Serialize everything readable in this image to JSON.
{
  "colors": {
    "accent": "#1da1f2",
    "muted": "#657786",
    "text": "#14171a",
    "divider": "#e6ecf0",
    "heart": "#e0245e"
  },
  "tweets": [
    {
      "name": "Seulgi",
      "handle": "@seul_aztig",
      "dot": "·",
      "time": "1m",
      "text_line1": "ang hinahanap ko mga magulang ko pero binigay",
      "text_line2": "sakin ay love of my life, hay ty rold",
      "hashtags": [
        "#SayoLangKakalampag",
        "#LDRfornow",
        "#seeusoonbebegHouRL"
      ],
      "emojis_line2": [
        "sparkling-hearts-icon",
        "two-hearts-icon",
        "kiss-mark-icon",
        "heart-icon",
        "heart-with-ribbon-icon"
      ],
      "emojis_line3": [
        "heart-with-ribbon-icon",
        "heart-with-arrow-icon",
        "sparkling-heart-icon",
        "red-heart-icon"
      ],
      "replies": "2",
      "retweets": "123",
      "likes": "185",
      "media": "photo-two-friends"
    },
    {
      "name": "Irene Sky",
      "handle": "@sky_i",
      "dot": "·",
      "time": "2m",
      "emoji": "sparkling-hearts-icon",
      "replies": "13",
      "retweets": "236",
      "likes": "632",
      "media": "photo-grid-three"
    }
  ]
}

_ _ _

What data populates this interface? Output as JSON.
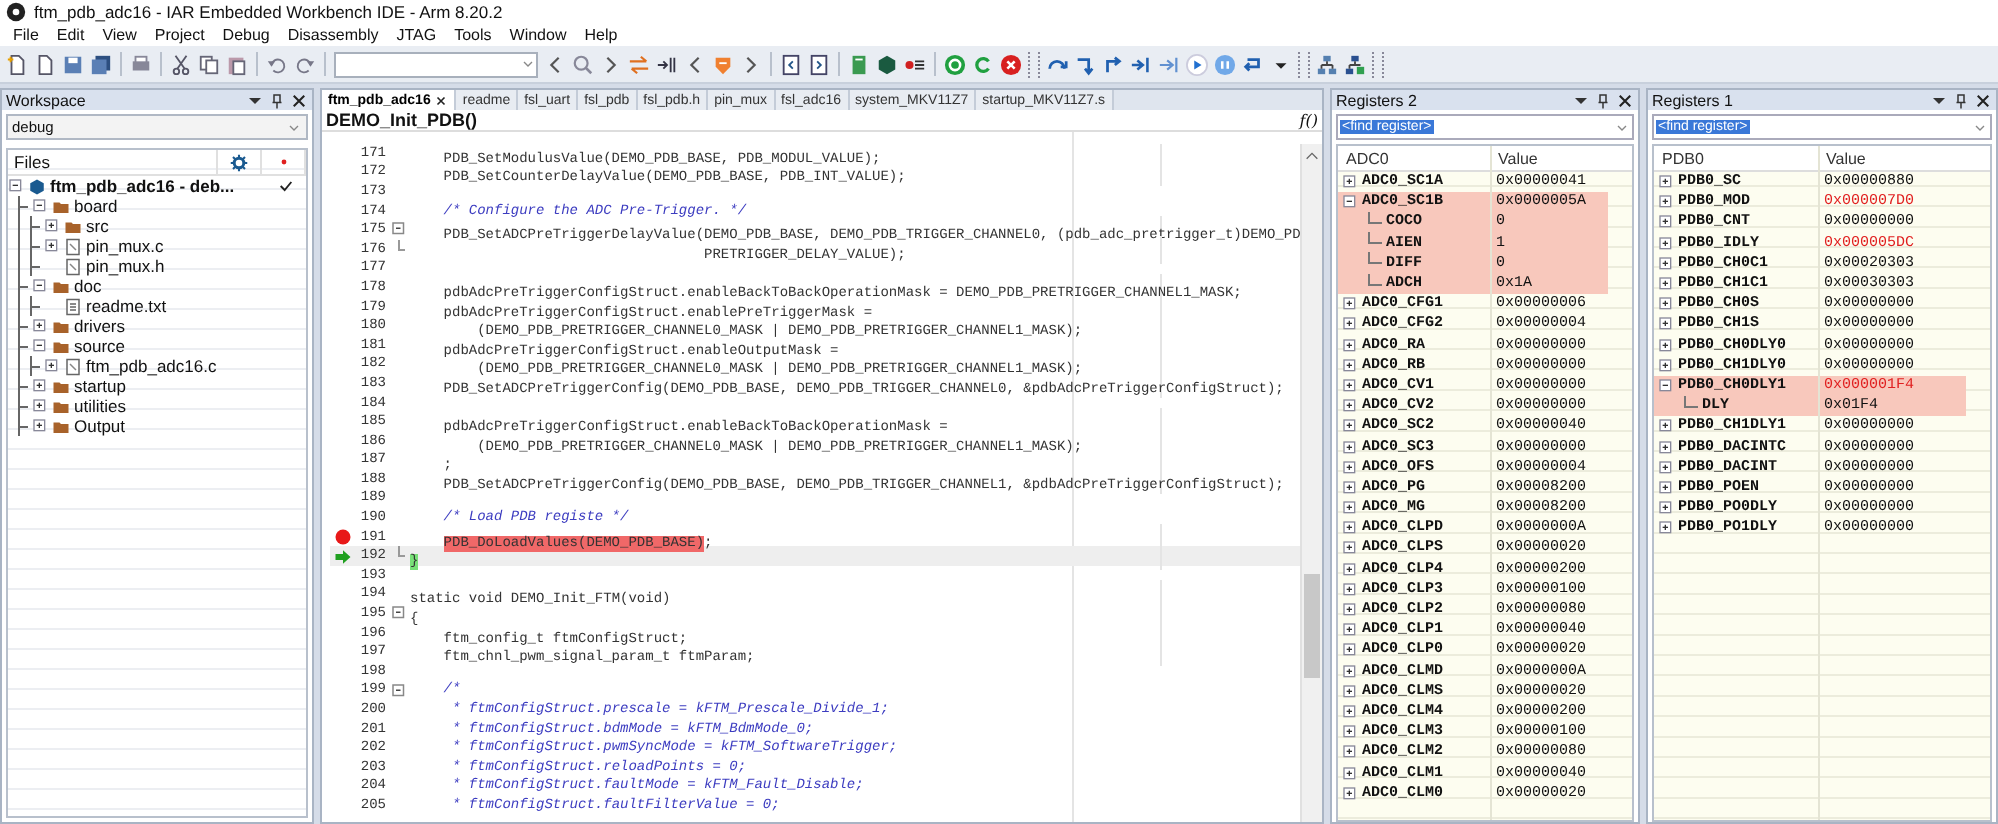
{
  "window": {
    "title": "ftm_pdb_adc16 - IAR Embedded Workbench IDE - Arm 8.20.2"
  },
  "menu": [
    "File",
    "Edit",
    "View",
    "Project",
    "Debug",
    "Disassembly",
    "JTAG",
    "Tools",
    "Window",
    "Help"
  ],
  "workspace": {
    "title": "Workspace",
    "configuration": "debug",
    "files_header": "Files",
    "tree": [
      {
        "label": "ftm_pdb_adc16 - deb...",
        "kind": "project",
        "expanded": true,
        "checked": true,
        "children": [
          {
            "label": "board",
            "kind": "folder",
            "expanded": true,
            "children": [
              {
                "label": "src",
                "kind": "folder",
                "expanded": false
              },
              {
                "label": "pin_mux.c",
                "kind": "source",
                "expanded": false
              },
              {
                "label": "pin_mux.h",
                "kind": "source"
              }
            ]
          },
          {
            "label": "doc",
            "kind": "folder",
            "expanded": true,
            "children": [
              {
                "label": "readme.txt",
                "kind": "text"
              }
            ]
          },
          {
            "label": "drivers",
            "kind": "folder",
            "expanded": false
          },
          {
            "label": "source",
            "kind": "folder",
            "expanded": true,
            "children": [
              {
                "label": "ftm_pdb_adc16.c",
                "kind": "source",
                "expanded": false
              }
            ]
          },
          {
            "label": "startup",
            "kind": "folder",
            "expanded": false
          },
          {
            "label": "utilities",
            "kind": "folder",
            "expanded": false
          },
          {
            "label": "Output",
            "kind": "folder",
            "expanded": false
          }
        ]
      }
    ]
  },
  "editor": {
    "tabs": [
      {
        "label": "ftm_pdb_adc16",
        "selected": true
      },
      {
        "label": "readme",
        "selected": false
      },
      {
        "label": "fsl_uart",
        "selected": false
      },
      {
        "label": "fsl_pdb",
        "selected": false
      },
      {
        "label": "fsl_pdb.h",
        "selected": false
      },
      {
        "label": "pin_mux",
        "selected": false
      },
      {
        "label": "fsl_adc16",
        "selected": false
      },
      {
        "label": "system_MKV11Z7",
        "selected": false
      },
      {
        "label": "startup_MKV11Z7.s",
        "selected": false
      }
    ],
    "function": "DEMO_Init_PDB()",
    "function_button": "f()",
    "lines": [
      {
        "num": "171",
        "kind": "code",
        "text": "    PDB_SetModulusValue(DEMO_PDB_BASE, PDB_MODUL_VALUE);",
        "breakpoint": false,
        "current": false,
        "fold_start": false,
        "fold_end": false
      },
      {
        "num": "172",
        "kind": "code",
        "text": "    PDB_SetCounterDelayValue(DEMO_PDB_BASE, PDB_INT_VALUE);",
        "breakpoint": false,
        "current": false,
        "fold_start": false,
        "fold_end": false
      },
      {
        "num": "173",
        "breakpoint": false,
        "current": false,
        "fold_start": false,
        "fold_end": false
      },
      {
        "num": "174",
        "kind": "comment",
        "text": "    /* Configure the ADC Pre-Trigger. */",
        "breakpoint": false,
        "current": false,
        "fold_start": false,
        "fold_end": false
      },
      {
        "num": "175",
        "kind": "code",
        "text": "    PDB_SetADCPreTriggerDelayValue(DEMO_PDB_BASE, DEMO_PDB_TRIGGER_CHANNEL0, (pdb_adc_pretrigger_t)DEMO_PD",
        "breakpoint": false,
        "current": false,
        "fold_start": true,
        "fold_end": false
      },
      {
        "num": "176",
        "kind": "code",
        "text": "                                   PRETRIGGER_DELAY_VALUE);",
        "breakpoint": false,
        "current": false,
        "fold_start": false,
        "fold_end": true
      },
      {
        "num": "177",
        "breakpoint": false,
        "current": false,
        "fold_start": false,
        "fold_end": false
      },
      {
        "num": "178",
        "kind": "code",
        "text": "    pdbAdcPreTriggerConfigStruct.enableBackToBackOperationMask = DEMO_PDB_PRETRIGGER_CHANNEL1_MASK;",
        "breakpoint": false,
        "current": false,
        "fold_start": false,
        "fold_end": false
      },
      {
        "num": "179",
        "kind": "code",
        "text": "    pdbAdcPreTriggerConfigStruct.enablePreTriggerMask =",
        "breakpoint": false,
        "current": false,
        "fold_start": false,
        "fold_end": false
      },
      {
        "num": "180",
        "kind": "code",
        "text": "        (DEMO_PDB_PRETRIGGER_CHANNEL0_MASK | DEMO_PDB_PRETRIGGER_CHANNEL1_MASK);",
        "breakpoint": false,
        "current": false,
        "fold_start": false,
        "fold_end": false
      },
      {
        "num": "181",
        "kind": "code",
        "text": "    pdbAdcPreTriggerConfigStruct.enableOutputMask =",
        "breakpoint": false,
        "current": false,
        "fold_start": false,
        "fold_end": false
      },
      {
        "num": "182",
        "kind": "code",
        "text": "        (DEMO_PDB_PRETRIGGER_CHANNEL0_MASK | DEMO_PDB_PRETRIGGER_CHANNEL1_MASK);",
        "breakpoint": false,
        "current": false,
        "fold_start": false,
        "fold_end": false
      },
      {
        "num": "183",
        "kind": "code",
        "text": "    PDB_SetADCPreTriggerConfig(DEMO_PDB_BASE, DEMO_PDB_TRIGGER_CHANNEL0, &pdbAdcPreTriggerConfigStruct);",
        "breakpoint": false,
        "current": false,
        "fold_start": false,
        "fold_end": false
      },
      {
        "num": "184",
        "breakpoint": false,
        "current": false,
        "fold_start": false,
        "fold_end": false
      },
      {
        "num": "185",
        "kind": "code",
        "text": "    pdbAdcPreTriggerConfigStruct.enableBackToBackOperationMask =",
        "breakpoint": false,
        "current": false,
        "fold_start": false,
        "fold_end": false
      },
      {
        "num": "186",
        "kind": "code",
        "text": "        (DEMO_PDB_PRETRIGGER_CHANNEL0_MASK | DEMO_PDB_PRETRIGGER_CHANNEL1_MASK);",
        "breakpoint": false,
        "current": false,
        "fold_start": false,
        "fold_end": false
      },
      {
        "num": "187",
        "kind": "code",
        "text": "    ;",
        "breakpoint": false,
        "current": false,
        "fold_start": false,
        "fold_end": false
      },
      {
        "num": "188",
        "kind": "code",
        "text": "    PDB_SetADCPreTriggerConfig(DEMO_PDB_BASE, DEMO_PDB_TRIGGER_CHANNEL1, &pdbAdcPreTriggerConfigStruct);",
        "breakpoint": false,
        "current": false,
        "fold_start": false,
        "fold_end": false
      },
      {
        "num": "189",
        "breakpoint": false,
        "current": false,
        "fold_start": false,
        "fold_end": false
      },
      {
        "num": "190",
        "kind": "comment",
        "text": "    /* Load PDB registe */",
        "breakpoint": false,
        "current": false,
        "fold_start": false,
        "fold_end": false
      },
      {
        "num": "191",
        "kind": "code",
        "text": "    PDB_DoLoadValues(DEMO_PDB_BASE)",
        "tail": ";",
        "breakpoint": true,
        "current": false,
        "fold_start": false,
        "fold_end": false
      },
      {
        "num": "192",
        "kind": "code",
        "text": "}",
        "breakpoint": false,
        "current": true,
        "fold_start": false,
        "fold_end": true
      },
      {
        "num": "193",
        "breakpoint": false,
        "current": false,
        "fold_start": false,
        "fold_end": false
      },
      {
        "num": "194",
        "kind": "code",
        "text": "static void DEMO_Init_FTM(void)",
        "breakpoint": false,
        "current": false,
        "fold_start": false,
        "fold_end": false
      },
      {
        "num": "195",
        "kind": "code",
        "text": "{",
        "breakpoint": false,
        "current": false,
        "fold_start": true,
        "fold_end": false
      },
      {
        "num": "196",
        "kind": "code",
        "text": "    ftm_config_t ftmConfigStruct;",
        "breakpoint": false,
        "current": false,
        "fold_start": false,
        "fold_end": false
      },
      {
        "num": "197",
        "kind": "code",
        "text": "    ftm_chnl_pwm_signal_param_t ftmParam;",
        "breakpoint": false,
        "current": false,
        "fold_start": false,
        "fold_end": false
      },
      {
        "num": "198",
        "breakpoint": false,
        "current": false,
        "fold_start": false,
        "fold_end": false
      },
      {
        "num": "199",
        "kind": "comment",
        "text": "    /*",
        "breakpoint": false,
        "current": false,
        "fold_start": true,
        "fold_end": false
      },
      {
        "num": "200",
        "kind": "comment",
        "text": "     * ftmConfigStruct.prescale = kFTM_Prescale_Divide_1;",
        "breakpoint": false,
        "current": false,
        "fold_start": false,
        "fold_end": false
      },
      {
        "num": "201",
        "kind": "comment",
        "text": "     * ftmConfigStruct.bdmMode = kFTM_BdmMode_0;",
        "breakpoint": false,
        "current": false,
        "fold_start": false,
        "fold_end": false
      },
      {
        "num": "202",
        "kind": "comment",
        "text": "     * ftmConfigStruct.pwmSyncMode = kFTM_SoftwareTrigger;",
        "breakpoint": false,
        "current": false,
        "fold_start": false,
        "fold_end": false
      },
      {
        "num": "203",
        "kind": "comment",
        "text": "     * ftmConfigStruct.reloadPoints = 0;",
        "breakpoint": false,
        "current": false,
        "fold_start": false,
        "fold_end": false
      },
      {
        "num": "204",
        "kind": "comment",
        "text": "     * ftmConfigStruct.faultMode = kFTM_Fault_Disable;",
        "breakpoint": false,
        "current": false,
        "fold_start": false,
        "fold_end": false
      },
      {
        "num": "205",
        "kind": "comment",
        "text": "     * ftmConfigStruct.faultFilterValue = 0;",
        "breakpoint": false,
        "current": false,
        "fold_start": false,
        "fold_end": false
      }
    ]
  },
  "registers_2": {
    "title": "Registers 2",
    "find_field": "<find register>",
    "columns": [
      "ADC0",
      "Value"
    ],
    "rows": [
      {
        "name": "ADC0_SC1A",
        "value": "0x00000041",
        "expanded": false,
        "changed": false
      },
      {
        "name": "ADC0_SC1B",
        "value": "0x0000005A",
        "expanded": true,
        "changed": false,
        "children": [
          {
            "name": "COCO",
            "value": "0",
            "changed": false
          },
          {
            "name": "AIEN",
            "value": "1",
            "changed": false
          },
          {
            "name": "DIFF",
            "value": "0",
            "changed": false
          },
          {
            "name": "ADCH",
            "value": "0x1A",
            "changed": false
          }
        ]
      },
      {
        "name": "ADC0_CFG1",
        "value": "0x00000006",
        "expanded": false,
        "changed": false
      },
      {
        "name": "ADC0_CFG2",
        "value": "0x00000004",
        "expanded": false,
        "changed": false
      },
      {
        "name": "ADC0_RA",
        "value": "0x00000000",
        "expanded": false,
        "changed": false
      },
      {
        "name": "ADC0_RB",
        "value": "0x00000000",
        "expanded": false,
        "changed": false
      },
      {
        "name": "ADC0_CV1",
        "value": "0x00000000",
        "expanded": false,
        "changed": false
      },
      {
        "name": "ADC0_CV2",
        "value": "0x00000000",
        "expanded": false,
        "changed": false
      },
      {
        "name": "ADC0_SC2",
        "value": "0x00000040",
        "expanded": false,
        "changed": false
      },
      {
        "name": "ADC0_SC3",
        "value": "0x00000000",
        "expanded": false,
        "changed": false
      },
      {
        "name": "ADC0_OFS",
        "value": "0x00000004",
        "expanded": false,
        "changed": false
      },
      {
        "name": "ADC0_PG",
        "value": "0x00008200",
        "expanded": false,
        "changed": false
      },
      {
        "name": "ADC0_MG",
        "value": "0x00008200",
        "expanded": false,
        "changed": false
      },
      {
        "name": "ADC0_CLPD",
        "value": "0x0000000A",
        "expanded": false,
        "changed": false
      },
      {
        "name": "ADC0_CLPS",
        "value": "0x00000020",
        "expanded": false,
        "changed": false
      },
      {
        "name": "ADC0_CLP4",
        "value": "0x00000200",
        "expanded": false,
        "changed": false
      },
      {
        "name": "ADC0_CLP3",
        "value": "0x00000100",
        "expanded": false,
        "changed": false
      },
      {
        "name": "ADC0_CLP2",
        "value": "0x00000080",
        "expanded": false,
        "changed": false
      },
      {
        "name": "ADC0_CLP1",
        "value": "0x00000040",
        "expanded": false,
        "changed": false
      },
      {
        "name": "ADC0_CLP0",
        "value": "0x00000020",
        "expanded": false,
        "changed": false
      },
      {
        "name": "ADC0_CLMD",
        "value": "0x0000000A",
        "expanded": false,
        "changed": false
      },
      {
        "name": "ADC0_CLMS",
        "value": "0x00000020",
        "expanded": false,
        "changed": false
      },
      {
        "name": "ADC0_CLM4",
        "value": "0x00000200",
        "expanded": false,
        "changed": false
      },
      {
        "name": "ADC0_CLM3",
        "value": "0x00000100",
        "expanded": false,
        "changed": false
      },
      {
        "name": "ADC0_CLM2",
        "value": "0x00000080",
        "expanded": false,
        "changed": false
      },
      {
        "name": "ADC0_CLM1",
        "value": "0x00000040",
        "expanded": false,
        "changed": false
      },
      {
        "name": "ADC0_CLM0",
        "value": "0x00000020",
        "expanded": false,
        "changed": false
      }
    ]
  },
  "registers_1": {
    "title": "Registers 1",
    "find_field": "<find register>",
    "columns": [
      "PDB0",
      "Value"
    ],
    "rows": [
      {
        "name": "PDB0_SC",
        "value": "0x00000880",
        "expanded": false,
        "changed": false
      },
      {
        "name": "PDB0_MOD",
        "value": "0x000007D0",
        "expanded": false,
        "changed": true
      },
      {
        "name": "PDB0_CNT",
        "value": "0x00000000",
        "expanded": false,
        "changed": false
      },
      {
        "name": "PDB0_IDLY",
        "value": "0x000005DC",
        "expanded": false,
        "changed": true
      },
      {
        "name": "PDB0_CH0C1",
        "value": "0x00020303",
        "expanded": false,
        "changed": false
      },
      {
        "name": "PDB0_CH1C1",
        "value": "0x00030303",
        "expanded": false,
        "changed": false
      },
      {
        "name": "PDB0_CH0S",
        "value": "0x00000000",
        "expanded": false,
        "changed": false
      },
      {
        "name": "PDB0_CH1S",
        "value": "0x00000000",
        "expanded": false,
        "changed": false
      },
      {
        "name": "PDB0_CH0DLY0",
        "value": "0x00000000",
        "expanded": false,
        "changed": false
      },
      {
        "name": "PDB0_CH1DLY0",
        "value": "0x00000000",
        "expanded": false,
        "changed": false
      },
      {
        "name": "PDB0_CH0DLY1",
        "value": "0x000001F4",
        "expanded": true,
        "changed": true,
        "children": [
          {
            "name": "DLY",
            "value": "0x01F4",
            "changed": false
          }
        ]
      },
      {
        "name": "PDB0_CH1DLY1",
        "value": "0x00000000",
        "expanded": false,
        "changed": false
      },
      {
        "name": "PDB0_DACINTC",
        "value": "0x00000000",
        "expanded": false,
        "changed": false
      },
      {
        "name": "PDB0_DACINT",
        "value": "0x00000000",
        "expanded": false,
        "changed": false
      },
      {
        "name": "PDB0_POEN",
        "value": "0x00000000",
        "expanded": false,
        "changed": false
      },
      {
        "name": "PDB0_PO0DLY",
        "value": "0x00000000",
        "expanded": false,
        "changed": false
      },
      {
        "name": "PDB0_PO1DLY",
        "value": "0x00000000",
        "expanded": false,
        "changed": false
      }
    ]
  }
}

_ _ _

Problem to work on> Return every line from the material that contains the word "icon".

Solution for this task>
        "sparkling-hearts-icon",
        "two-hearts-icon",
        "kiss-mark-icon",
        "heart-icon",
        "heart-with-ribbon-icon"
        "heart-with-ribbon-icon",
        "heart-with-arrow-icon",
        "sparkling-heart-icon",
        "red-heart-icon"
      "emoji": "sparkling-hearts-icon",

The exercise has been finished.